    For more information see:

    Deutsche Welle


    No Simple Solutions for Flood Insurance Problems

    By December 8, Congress must decide if it will reauthorize the troubled National Flood Insurance Program (NFIP), the primary provider of flood insurance in the United States, administered by FEMA. NFIP has been in the red since Hurricane Katrina in 2005. In October 2017, following Hurricanes Harvey, Irma, and Maria, NFIP drained its $30 billion borrowing capacity and Congress agreed to a bailout including $16 billion in debt forgiveness. Both environmental advocates and fiscal conservatives agree that the program is in dire need of reform. NFIP uses problematic methods for setting rates, resulting in low premiums that are insufficient to cover claims and encourage high-risk coastal development. Although there is broad support for reforming the NFIP, there is no consensus on how to accomplish reform. Re-privatizing the flood insurance market would address many issues, but private insurers are unlikely to serve the tens of thousands of “severe repetitive risk properties,” that is, homes that have a history of recurrent flooding.

    For more information see:

    New York Times


    Wildfire Emissions Further Endanger Public Health

    Park Williams, a climate and ecology researcher points to the clear connection between the global temperature increase of 2 degrees Fahrenheit since the late 1800s and the severity of today’s wildfires. Williams noted, “Climate change was not the cause but it’s definitely an ingredient.” The increase in wildfires are also related to detrimental health effects. The smoke and ash they produce can cause coughing, lung infections, and possibly cancer. Within the soot are small particles, designated as PM2.5, which can infiltrate the lungs and bloodstream and may contribute to heart attacks. The health effects of the smoke and ash exposure are hard to gauge, since the effects of the poor air quality may not manifest until weeks or months later. The wildfires are also proving to be environmentally destructive. Trees destroyed by fires release carbon dioxide and black carbon when burned and can no longer serve as a carbon sink.
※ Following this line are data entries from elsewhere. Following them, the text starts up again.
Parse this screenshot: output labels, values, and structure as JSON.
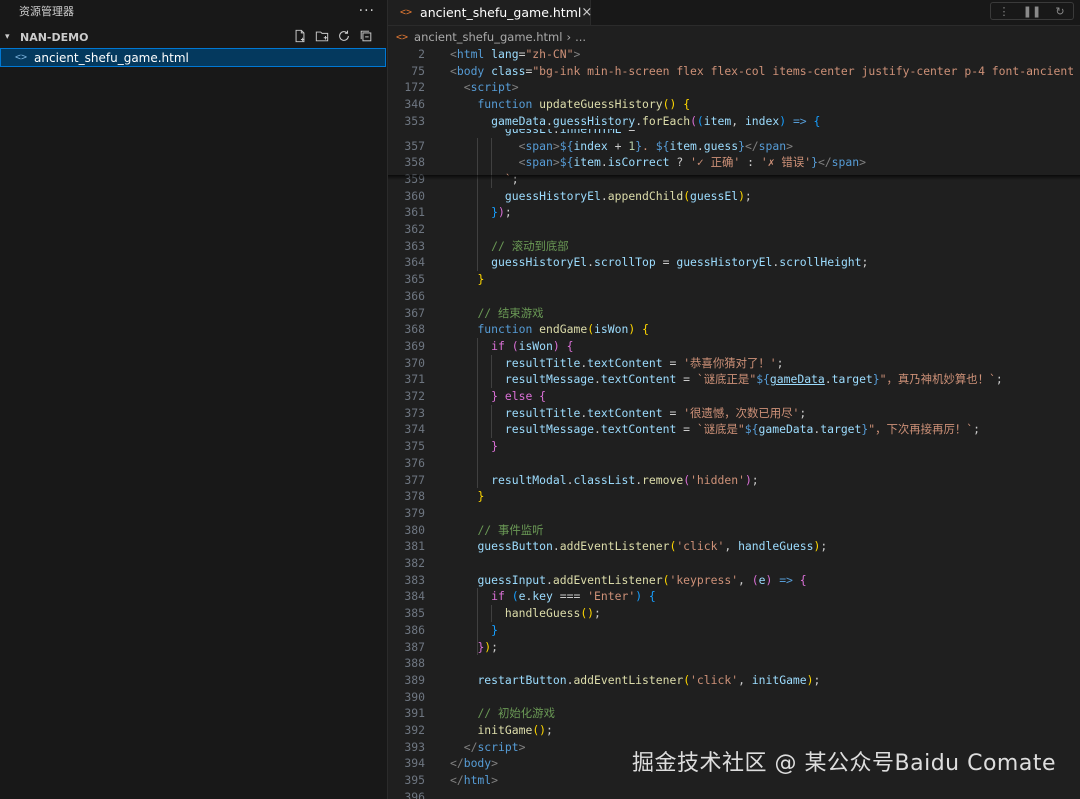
{
  "sidebar": {
    "title": "资源管理器",
    "more": "···",
    "section": "NAN-DEMO",
    "file": "ancient_shefu_game.html",
    "file_icon": "<>"
  },
  "tab": {
    "label": "ancient_shefu_game.html",
    "icon": "<>",
    "close": "×"
  },
  "breadcrumb": {
    "file": "ancient_shefu_game.html",
    "sep": "›",
    "rest": "..."
  },
  "sticky_lines": [
    {
      "n": "2",
      "html": "<span class=\"p\">&lt;</span><span class=\"k\">html</span> <span class=\"a\">lang</span>=<span class=\"s\">\"zh-CN\"</span><span class=\"p\">&gt;</span>"
    },
    {
      "n": "75",
      "html": "<span class=\"p\">&lt;</span><span class=\"k\">body</span> <span class=\"a\">class</span>=<span class=\"s\">\"bg-ink min-h-screen flex flex-col items-center justify-center p-4 font-ancient te</span>"
    },
    {
      "n": "172",
      "html": "  <span class=\"p\">&lt;</span><span class=\"k\">script</span><span class=\"p\">&gt;</span>"
    },
    {
      "n": "346",
      "html": "    <span class=\"k\">function</span> <span class=\"f\">updateGuessHistory</span><span class=\"y\">()</span> <span class=\"y\">{</span>"
    },
    {
      "n": "353",
      "html": "      <span class=\"a\">gameData</span>.<span class=\"a\">guessHistory</span>.<span class=\"f\">forEach</span><span class=\"m\">(</span><span class=\"b\">(</span><span class=\"a\">item</span>, <span class=\"a\">index</span><span class=\"b\">)</span> <span class=\"k\">=&gt;</span> <span class=\"b\">{</span>"
    }
  ],
  "code_lines": [
    {
      "n": "357",
      "html": "          <span class=\"p\">&lt;</span><span class=\"k\">span</span><span class=\"p\">&gt;</span><span class=\"k\">${</span><span class=\"a\">index</span> + <span class=\"n\">1</span><span class=\"k\">}</span><span class=\"s\">. </span><span class=\"k\">${</span><span class=\"a\">item</span>.<span class=\"a\">guess</span><span class=\"k\">}</span><span class=\"p\">&lt;/</span><span class=\"k\">span</span><span class=\"p\">&gt;</span>"
    },
    {
      "n": "358",
      "html": "          <span class=\"p\">&lt;</span><span class=\"k\">span</span><span class=\"p\">&gt;</span><span class=\"k\">${</span><span class=\"a\">item</span>.<span class=\"a\">isCorrect</span> ? <span class=\"s\">'✓ 正确'</span> : <span class=\"s\">'✗ 错误'</span><span class=\"k\">}</span><span class=\"p\">&lt;/</span><span class=\"k\">span</span><span class=\"p\">&gt;</span>"
    },
    {
      "n": "359",
      "html": "        <span class=\"s\">`</span>;"
    },
    {
      "n": "360",
      "html": "        <span class=\"a\">guessHistoryEl</span>.<span class=\"f\">appendChild</span><span class=\"y\">(</span><span class=\"a\">guessEl</span><span class=\"y\">)</span>;"
    },
    {
      "n": "361",
      "html": "      <span class=\"b\">}</span><span class=\"m\">)</span>;"
    },
    {
      "n": "362",
      "html": ""
    },
    {
      "n": "363",
      "html": "      <span class=\"c\">// 滚动到底部</span>"
    },
    {
      "n": "364",
      "html": "      <span class=\"a\">guessHistoryEl</span>.<span class=\"a\">scrollTop</span> = <span class=\"a\">guessHistoryEl</span>.<span class=\"a\">scrollHeight</span>;"
    },
    {
      "n": "365",
      "html": "    <span class=\"y\">}</span>"
    },
    {
      "n": "366",
      "html": ""
    },
    {
      "n": "367",
      "html": "    <span class=\"c\">// 结束游戏</span>"
    },
    {
      "n": "368",
      "html": "    <span class=\"k\">function</span> <span class=\"f\">endGame</span><span class=\"y\">(</span><span class=\"a\">isWon</span><span class=\"y\">)</span> <span class=\"y\">{</span>"
    },
    {
      "n": "369",
      "html": "      <span class=\"m\">if</span> <span class=\"m\">(</span><span class=\"a\">isWon</span><span class=\"m\">)</span> <span class=\"m\">{</span>"
    },
    {
      "n": "370",
      "html": "        <span class=\"a\">resultTitle</span>.<span class=\"a\">textContent</span> = <span class=\"s\">'恭喜你猜对了！'</span>;"
    },
    {
      "n": "371",
      "html": "        <span class=\"a\">resultMessage</span>.<span class=\"a\">textContent</span> = <span class=\"s\">`谜底正是\"</span><span class=\"k\">${</span><span class=\"a u\">gameData</span>.<span class=\"a\">target</span><span class=\"k\">}</span><span class=\"s\">\"，真乃神机妙算也！`</span>;"
    },
    {
      "n": "372",
      "html": "      <span class=\"m\">}</span> <span class=\"m\">else</span> <span class=\"m\">{</span>"
    },
    {
      "n": "373",
      "html": "        <span class=\"a\">resultTitle</span>.<span class=\"a\">textContent</span> = <span class=\"s\">'很遗憾，次数已用尽'</span>;"
    },
    {
      "n": "374",
      "html": "        <span class=\"a\">resultMessage</span>.<span class=\"a\">textContent</span> = <span class=\"s\">`谜底是\"</span><span class=\"k\">${</span><span class=\"a\">gameData</span>.<span class=\"a\">target</span><span class=\"k\">}</span><span class=\"s\">\"，下次再接再厉！`</span>;"
    },
    {
      "n": "375",
      "html": "      <span class=\"m\">}</span>"
    },
    {
      "n": "376",
      "html": ""
    },
    {
      "n": "377",
      "html": "      <span class=\"a\">resultModal</span>.<span class=\"a\">classList</span>.<span class=\"f\">remove</span><span class=\"m\">(</span><span class=\"s\">'hidden'</span><span class=\"m\">)</span>;"
    },
    {
      "n": "378",
      "html": "    <span class=\"y\">}</span>"
    },
    {
      "n": "379",
      "html": ""
    },
    {
      "n": "380",
      "html": "    <span class=\"c\">// 事件监听</span>"
    },
    {
      "n": "381",
      "html": "    <span class=\"a\">guessButton</span>.<span class=\"f\">addEventListener</span><span class=\"y\">(</span><span class=\"s\">'click'</span>, <span class=\"a\">handleGuess</span><span class=\"y\">)</span>;"
    },
    {
      "n": "382",
      "html": ""
    },
    {
      "n": "383",
      "html": "    <span class=\"a\">guessInput</span>.<span class=\"f\">addEventListener</span><span class=\"y\">(</span><span class=\"s\">'keypress'</span>, <span class=\"m\">(</span><span class=\"a\">e</span><span class=\"m\">)</span> <span class=\"k\">=&gt;</span> <span class=\"m\">{</span>"
    },
    {
      "n": "384",
      "html": "      <span class=\"m\">if</span> <span class=\"b\">(</span><span class=\"a\">e</span>.<span class=\"a\">key</span> === <span class=\"s\">'Enter'</span><span class=\"b\">)</span> <span class=\"b\">{</span>"
    },
    {
      "n": "385",
      "html": "        <span class=\"f\">handleGuess</span><span class=\"y\">()</span>;"
    },
    {
      "n": "386",
      "html": "      <span class=\"b\">}</span>"
    },
    {
      "n": "387",
      "html": "    <span class=\"m\">}</span><span class=\"y\">)</span>;"
    },
    {
      "n": "388",
      "html": ""
    },
    {
      "n": "389",
      "html": "    <span class=\"a\">restartButton</span>.<span class=\"f\">addEventListener</span><span class=\"y\">(</span><span class=\"s\">'click'</span>, <span class=\"a\">initGame</span><span class=\"y\">)</span>;"
    },
    {
      "n": "390",
      "html": ""
    },
    {
      "n": "391",
      "html": "    <span class=\"c\">// 初始化游戏</span>"
    },
    {
      "n": "392",
      "html": "    <span class=\"f\">initGame</span><span class=\"y\">()</span>;"
    },
    {
      "n": "393",
      "html": "  <span class=\"p\">&lt;/</span><span class=\"k\">script</span><span class=\"p\">&gt;</span>"
    },
    {
      "n": "394",
      "html": "<span class=\"p\">&lt;/</span><span class=\"k\">body</span><span class=\"p\">&gt;</span>"
    },
    {
      "n": "395",
      "html": "<span class=\"p\">&lt;/</span><span class=\"k\">html</span><span class=\"p\">&gt;</span>"
    },
    {
      "n": "396",
      "html": ""
    }
  ],
  "watermark": "掘金技术社区 @ 某公众号Baidu Comate"
}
State and federal officials are investigating the use of prescribed burns, managed by firefighters and foresters, to clear out excessive undergrowth and better preserve mature trees.

    For more information see:

    Climate Central



    Final Defense Funding Bill Retains Mandate for Climate Vulnerability Study

    Senators Ask GAO to Investigate EPA’s Displacement of Neutral Science Advisors

    GOP Lawmakers Deprive Polar Monitoring Program of Funds; Order Destruction of Vital Backup Satellite

    Democratic Gubernatorial Victories Could Lead to More State Carbon Trading

    World Meteorological Organization: Past Three Years Likely to be Hottest Ever

    Black Carbon Contributing to Degradation of Pakistan’s Mountain Glaciers


    Writers: Beatrix Scolari and Kiara Ryan
    Editor: Brian La Shier